▶ [EXERCISE INSTRUCTIONS] Set the data below down again, exactly, with every picture left out.

━━ EXERCISE DATA

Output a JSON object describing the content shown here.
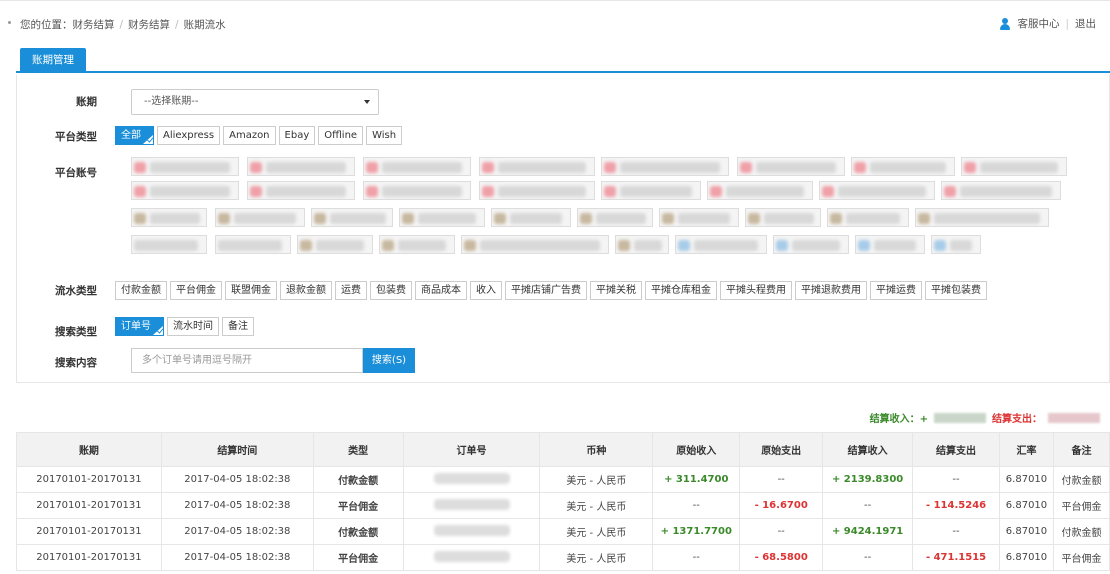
{
  "breadcrumb": {
    "prefix": "您的位置：",
    "items": [
      "财务结算",
      "财务结算",
      "账期流水"
    ]
  },
  "topright": {
    "service": "客服中心",
    "logout": "退出"
  },
  "tab": {
    "label": "账期管理"
  },
  "filters": {
    "period": {
      "label": "账期",
      "placeholder": "--选择账期--"
    },
    "platform": {
      "label": "平台类型",
      "options": [
        "全部",
        "Aliexpress",
        "Amazon",
        "Ebay",
        "Offline",
        "Wish"
      ],
      "selected": "全部"
    },
    "account": {
      "label": "平台账号"
    },
    "flow": {
      "label": "流水类型",
      "options": [
        "付款金额",
        "平台佣金",
        "联盟佣金",
        "退款金额",
        "运费",
        "包装费",
        "商品成本",
        "收入",
        "平摊店铺广告费",
        "平摊关税",
        "平摊仓库租金",
        "平摊头程费用",
        "平摊退款费用",
        "平摊运费",
        "平摊包装费"
      ]
    },
    "searchType": {
      "label": "搜索类型",
      "options": [
        "订单号",
        "流水时间",
        "备注"
      ],
      "selected": "订单号"
    },
    "searchContent": {
      "label": "搜索内容",
      "placeholder": "多个订单号请用逗号隔开",
      "button": "搜索(S)"
    }
  },
  "summary": {
    "income_label": "结算收入：+",
    "expense_label": "结算支出："
  },
  "table": {
    "headers": [
      "账期",
      "结算时间",
      "类型",
      "订单号",
      "币种",
      "原始收入",
      "原始支出",
      "结算收入",
      "结算支出",
      "汇率",
      "备注"
    ],
    "rows": [
      [
        "20170101-20170131",
        "2017-04-05 18:02:38",
        "付款金额",
        "",
        "美元 - 人民币",
        "+ 311.4700",
        "--",
        "+ 2139.8300",
        "--",
        "6.87010",
        "付款金额"
      ],
      [
        "20170101-20170131",
        "2017-04-05 18:02:38",
        "平台佣金",
        "",
        "美元 - 人民币",
        "--",
        "- 16.6700",
        "--",
        "- 114.5246",
        "6.87010",
        "平台佣金"
      ],
      [
        "20170101-20170131",
        "2017-04-05 18:02:38",
        "付款金额",
        "",
        "美元 - 人民币",
        "+ 1371.7700",
        "--",
        "+ 9424.1971",
        "--",
        "6.87010",
        "付款金额"
      ],
      [
        "20170101-20170131",
        "2017-04-05 18:02:38",
        "平台佣金",
        "",
        "美元 - 人民币",
        "--",
        "- 68.5800",
        "--",
        "- 471.1515",
        "6.87010",
        "平台佣金"
      ]
    ]
  }
}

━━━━

▶ [EXPECTED ANSWER]
Output a JSON object describing the content shown here.
{
  "breadcrumb": {
    "prefix": "您的位置：",
    "items": [
      "财务结算",
      "财务结算",
      "账期流水"
    ]
  },
  "topright": {
    "service": "客服中心",
    "logout": "退出"
  },
  "tab": {
    "label": "账期管理"
  },
  "filters": {
    "period": {
      "label": "账期",
      "placeholder": "--选择账期--"
    },
    "platform": {
      "label": "平台类型",
      "options": [
        "全部",
        "Aliexpress",
        "Amazon",
        "Ebay",
        "Offline",
        "Wish"
      ],
      "selected": "全部"
    },
    "account": {
      "label": "平台账号"
    },
    "flow": {
      "label": "流水类型",
      "options": [
        "付款金额",
        "平台佣金",
        "联盟佣金",
        "退款金额",
        "运费",
        "包装费",
        "商品成本",
        "收入",
        "平摊店铺广告费",
        "平摊关税",
        "平摊仓库租金",
        "平摊头程费用",
        "平摊退款费用",
        "平摊运费",
        "平摊包装费"
      ]
    },
    "searchType": {
      "label": "搜索类型",
      "options": [
        "订单号",
        "流水时间",
        "备注"
      ],
      "selected": "订单号"
    },
    "searchContent": {
      "label": "搜索内容",
      "placeholder": "多个订单号请用逗号隔开",
      "button": "搜索(S)"
    }
  },
  "summary": {
    "income_label": "结算收入：+",
    "expense_label": "结算支出："
  },
  "table": {
    "headers": [
      "账期",
      "结算时间",
      "类型",
      "订单号",
      "币种",
      "原始收入",
      "原始支出",
      "结算收入",
      "结算支出",
      "汇率",
      "备注"
    ],
    "rows": [
      [
        "20170101-20170131",
        "2017-04-05 18:02:38",
        "付款金额",
        "",
        "美元 - 人民币",
        "+ 311.4700",
        "--",
        "+ 2139.8300",
        "--",
        "6.87010",
        "付款金额"
      ],
      [
        "20170101-20170131",
        "2017-04-05 18:02:38",
        "平台佣金",
        "",
        "美元 - 人民币",
        "--",
        "- 16.6700",
        "--",
        "- 114.5246",
        "6.87010",
        "平台佣金"
      ],
      [
        "20170101-20170131",
        "2017-04-05 18:02:38",
        "付款金额",
        "",
        "美元 - 人民币",
        "+ 1371.7700",
        "--",
        "+ 9424.1971",
        "--",
        "6.87010",
        "付款金额"
      ],
      [
        "20170101-20170131",
        "2017-04-05 18:02:38",
        "平台佣金",
        "",
        "美元 - 人民币",
        "--",
        "- 68.5800",
        "--",
        "- 471.1515",
        "6.87010",
        "平台佣金"
      ]
    ]
  }
}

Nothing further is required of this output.